Following a historic 2017 session for housing, Housing First Minnesota entered the 2018 session poised to continue the housing affordability discussion in St. Paul.
“There are two major challenges facing the housing industry and our capacity to build homes at prices Minnesotans can afford, regulatory costs and work force pressures. Both of these were elevated and discussed at the legislature in a capacity that we had never seen before,” said David Siegel, executive director of Housing First Minnesota
Housing First Minnesota worked throughout the session to defend the industry against harmful proposed legislation and proposed two initiatives that would positively impact
The first proposal covers the labor crisis which is discussed on a daily basis in the housing industry. Housing First Minnesota led the charge in promoting the opportunities available within the industry.
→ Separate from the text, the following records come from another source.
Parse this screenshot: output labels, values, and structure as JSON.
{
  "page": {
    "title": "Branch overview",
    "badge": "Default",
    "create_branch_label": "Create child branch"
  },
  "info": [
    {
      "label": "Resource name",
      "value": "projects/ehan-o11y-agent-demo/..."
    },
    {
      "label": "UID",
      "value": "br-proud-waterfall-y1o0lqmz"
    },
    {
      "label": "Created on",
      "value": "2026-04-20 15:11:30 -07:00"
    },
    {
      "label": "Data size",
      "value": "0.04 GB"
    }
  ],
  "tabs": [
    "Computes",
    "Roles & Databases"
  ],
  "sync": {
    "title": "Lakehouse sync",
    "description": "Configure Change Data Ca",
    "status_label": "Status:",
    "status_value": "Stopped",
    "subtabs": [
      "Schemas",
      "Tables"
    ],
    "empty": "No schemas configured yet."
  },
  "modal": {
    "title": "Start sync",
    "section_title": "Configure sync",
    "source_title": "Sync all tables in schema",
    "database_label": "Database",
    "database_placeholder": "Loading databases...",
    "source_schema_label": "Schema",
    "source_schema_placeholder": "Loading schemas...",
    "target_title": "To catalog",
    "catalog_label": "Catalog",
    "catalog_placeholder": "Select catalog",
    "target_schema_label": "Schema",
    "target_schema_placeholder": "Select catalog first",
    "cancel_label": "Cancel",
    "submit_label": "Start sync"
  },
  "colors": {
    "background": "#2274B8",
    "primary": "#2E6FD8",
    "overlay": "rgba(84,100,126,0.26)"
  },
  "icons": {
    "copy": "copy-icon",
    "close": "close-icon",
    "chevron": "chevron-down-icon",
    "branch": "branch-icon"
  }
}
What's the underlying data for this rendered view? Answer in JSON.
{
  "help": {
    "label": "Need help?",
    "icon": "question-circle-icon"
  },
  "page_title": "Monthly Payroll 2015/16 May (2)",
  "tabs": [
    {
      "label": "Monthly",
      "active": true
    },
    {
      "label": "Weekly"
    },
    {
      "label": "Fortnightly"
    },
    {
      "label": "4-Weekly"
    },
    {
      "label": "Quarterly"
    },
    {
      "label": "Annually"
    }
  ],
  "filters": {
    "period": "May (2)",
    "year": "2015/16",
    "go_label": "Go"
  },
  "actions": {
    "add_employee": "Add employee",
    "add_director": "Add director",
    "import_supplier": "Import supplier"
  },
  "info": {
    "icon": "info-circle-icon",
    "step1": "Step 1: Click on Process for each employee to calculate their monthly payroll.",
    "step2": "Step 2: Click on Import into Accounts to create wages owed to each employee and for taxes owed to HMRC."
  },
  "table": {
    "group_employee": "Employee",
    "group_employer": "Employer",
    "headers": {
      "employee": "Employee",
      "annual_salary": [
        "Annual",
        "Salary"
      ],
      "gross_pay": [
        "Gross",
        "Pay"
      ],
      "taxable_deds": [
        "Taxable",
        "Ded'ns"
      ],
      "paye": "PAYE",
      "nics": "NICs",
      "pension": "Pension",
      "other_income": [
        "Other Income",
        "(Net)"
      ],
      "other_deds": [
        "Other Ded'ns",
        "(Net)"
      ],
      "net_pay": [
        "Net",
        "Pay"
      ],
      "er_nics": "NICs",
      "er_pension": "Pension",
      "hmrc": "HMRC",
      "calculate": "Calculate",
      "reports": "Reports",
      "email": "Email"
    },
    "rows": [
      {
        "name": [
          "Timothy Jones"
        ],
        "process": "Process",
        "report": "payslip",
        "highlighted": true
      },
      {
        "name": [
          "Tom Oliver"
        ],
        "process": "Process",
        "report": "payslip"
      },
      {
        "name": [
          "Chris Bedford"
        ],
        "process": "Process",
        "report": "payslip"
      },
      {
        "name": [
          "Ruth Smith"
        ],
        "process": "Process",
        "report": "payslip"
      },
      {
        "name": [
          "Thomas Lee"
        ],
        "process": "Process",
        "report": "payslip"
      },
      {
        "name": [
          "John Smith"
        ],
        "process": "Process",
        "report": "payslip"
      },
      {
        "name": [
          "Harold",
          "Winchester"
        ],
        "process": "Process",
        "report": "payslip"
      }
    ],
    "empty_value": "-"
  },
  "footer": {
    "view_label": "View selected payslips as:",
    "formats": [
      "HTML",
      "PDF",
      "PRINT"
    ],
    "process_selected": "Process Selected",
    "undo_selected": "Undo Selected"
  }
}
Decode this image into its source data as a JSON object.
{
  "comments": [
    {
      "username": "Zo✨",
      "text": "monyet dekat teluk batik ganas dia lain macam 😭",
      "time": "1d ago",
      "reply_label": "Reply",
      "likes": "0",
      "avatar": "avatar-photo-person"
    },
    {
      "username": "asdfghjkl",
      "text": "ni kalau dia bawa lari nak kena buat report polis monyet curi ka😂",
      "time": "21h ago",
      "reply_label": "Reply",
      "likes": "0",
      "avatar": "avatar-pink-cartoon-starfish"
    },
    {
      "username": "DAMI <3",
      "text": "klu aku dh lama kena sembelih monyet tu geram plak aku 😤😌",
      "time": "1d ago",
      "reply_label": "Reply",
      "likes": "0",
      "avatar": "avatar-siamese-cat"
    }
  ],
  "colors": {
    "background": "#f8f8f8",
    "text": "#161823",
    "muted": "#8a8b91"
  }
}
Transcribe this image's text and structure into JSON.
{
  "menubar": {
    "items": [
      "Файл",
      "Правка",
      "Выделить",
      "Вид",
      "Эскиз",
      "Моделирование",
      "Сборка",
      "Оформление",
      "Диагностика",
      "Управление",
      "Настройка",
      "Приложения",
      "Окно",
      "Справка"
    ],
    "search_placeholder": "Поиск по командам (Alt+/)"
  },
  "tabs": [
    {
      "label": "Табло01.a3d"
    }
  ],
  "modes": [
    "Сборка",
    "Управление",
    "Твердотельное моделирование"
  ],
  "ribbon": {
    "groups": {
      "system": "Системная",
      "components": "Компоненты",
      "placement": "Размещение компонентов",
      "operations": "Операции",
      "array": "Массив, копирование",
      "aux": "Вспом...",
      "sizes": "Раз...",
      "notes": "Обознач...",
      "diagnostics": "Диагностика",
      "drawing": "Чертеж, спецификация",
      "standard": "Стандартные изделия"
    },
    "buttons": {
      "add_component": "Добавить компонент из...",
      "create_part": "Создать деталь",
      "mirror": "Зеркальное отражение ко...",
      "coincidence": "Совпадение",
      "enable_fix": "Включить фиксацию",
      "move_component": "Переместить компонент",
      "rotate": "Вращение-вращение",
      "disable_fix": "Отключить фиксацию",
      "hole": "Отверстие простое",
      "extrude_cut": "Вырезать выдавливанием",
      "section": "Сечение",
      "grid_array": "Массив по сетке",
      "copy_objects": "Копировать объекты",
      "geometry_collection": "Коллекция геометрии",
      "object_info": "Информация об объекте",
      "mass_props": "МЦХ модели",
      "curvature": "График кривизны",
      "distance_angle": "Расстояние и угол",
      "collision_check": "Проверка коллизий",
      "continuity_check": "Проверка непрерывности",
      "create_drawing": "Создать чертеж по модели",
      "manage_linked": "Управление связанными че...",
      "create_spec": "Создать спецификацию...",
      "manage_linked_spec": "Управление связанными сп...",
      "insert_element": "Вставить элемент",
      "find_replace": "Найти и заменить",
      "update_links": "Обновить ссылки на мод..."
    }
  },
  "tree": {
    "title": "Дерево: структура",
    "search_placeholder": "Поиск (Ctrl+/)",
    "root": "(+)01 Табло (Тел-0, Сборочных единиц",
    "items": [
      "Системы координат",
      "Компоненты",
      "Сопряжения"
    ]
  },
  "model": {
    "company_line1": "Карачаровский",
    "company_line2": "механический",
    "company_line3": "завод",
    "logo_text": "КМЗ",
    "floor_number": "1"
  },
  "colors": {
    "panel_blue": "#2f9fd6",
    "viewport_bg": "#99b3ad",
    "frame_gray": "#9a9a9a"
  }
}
The second initiative focuses on the fact that nearly one-third of the price of a new home can be attributed to local, regional and state regulatory costs. Once again, the legislature discussed the need to find the balance of safety, durability and affordability.
Siegel spoke in committee at the Capitol on February 28.
“One question that consistently comes up during discussion on affordable housing is ‘Why aren’t we building enough affordable homes?’ And the answer is simple: Building new entry-level homes that the average Minnesota family can afford is becoming increasingly difficult,” he said.